Lift out each line of the data that holds "this".

Entries from a dataset of interfaces
——

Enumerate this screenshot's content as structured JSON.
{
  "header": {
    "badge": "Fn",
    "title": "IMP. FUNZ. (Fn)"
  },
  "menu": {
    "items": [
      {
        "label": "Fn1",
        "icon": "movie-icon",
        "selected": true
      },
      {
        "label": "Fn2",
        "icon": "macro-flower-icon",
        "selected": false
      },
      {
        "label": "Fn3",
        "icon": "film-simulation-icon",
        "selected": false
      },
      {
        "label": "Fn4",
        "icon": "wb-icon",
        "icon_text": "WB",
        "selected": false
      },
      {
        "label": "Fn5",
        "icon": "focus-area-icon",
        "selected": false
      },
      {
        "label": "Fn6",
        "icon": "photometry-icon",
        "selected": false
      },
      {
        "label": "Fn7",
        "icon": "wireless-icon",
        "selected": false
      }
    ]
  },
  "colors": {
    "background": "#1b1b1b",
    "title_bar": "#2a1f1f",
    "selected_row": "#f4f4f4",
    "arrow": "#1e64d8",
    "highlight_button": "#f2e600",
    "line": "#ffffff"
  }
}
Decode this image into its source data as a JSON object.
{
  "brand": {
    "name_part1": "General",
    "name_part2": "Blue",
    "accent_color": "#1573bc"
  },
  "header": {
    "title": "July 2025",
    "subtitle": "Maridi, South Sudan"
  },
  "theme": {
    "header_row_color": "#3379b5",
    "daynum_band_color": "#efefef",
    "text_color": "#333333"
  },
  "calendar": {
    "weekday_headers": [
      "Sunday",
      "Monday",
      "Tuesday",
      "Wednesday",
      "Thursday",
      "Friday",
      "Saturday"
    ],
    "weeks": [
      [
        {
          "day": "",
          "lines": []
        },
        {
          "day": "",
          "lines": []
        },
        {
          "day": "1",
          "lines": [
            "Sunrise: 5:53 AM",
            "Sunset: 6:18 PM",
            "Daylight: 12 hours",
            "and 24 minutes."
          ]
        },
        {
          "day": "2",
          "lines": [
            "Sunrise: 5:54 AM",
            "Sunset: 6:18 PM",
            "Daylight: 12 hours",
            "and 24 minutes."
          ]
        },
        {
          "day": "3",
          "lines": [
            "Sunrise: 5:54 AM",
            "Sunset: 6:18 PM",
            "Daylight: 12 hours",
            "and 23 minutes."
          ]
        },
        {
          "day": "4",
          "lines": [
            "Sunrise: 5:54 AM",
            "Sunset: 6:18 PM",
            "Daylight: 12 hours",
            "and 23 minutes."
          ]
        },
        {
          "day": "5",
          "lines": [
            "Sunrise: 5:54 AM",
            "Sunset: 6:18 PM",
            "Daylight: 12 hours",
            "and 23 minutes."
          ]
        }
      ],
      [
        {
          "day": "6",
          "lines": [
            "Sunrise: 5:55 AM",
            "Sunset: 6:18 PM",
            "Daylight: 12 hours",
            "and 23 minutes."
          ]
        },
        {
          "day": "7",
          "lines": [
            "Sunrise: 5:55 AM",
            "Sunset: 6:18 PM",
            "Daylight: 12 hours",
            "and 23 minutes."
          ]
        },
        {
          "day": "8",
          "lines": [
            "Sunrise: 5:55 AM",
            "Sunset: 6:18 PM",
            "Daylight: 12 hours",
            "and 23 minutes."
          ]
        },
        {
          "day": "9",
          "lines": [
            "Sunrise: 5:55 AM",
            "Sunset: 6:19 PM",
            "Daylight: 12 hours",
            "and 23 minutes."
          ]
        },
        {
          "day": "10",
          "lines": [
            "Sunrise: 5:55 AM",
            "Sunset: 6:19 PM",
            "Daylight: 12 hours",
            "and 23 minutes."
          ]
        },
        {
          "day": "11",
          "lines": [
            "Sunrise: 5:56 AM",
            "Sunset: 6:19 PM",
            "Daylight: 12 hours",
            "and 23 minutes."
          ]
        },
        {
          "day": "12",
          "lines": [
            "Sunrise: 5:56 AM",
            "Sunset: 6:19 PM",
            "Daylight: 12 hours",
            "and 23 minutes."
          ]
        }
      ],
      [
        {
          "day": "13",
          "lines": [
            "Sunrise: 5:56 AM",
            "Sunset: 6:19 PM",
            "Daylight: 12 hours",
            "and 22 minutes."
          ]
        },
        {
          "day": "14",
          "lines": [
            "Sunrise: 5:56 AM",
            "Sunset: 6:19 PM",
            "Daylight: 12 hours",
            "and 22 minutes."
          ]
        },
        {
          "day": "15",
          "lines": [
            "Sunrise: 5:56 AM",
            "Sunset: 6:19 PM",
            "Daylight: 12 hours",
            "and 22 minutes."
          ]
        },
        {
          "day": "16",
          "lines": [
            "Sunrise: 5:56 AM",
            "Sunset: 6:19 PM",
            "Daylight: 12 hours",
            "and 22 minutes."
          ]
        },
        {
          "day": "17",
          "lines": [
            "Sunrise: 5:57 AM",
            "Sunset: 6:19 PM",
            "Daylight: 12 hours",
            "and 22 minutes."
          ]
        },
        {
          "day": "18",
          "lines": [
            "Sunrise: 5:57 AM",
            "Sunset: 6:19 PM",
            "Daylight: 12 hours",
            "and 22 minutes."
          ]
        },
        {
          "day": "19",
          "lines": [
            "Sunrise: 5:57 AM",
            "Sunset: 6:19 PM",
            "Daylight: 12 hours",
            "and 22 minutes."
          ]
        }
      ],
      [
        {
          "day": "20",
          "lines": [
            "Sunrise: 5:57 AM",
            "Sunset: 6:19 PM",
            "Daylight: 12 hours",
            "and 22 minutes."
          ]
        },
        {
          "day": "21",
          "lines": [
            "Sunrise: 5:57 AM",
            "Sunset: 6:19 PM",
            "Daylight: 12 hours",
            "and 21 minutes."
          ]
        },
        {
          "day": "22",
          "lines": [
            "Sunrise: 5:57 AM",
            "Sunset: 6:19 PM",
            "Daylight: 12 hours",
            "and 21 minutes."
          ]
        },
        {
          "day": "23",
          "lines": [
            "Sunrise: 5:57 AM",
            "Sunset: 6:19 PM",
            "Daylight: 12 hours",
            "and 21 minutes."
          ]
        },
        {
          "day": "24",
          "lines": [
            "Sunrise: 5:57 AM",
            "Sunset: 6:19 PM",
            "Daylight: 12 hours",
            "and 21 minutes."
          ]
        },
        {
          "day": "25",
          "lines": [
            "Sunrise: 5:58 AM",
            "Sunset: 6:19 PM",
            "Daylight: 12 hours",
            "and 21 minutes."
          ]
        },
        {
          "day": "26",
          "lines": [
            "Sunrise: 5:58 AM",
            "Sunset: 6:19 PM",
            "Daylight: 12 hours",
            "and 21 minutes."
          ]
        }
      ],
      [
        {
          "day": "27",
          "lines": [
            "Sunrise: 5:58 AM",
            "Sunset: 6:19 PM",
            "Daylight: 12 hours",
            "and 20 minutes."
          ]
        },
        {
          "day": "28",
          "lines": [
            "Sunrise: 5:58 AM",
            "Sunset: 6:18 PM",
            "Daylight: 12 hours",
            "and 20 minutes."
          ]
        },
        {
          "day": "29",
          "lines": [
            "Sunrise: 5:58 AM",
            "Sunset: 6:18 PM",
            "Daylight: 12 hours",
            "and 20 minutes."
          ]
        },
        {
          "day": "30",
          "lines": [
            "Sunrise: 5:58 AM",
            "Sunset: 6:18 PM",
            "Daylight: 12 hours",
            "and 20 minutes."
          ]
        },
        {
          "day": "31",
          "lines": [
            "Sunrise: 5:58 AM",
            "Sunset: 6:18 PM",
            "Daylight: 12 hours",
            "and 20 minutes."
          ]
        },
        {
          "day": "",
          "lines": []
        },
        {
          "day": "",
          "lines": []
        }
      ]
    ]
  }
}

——

◆ YOUR SOLUTION
Enumerate this screenshot's content as structured JSON.
Decode this image into its source data as a JSON object.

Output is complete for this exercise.